With the number of veterans needing long-term care in dementia units rising, it’s often a race between staff understanding the disease and the increasing amount of persons needing that understanding.
Amie Dorney understands all too well. In her four years as a certified therapeutic-recreation specialist at the Wilkes-Barre VA Medical Center in Wilkes-Barre, PA, she’s noticed patterns in the behavior of patients—patterns that are often misinterpreted. “Some might categorize wandering, aggression, agitation and hoarding as negative behaviors, but they are normal for those with dementia...staff need to understand what dementia is and how to deal with patients who have it, so that we can give our veterans the best care possible for the time they are living with us.”
Dorney turned to Dementia Care Specialists (DCS) for help. The program’s on-site train-the-trainer course builds a solid foundation of disease awareness and therapeutic structure for all staff members. Incorporating the Allen Cognitive Model, the DCS program hones in on patients’ remaining abilities instead of their deficits, teaching staff to minimize negative behavior, and enhance communication and support.
Dementia Capable Care training reaches past the VA Medical Center, too. Dorney hopes that “discussion about the program will create interest beyond the hospital, ultimately drawing in social workers, therapists and providers of in-home care to veterans and others in the community.”

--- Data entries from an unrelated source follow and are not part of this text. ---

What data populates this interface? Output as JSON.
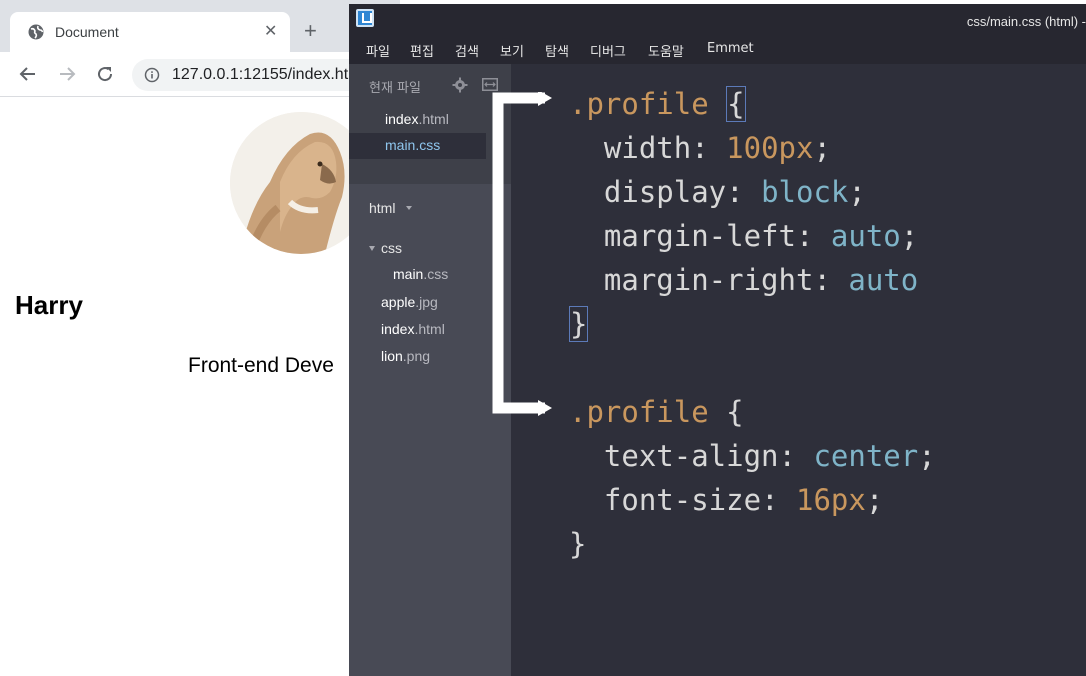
{
  "browser": {
    "tab_title": "Document",
    "url": "127.0.0.1:12155/index.ht",
    "profile": {
      "name": "Harry",
      "role": "Front-end Deve"
    }
  },
  "editor": {
    "window_title": "css/main.css (html) -",
    "menu": [
      "파일",
      "편집",
      "검색",
      "보기",
      "탐색",
      "디버그",
      "도움말",
      "Emmet"
    ],
    "sidebar": {
      "working_files_label": "현재 파일",
      "working_files": [
        {
          "name": "index",
          "ext": ".html",
          "active": false
        },
        {
          "name": "main",
          "ext": ".css",
          "active": true
        }
      ],
      "project_title": "html",
      "tree": {
        "folder": "css",
        "folder_children": [
          {
            "name": "main",
            "ext": ".css"
          }
        ],
        "files": [
          {
            "name": "apple",
            "ext": ".jpg"
          },
          {
            "name": "index",
            "ext": ".html"
          },
          {
            "name": "lion",
            "ext": ".png"
          }
        ]
      }
    },
    "code": {
      "block1": {
        "selector": ".profile",
        "open": "{",
        "decl": [
          {
            "prop": "width",
            "value": "100px",
            "end": ";",
            "value_type": "num"
          },
          {
            "prop": "display",
            "value": "block",
            "end": ";",
            "value_type": "kw"
          },
          {
            "prop": "margin-left",
            "value": "auto",
            "end": ";",
            "value_type": "kw"
          },
          {
            "prop": "margin-right",
            "value": "auto",
            "end": "",
            "value_type": "kw"
          }
        ],
        "close": "}"
      },
      "block2": {
        "selector": ".profile",
        "open": "{",
        "decl": [
          {
            "prop": "text-align",
            "value": "center",
            "end": ";",
            "value_type": "kw"
          },
          {
            "prop": "font-size",
            "value": "16px",
            "end": ";",
            "value_type": "num"
          }
        ],
        "close": "}"
      }
    },
    "colors": {
      "selector": "#c9975e",
      "keyword": "#7fb4c8",
      "background": "#2e2f3a",
      "sidebar": "#484a55"
    }
  }
}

Click here to read more about the program and the goals of Wilkes-Barre VA Medical Center.
Learn more here about how you can raise the standard for dementia care.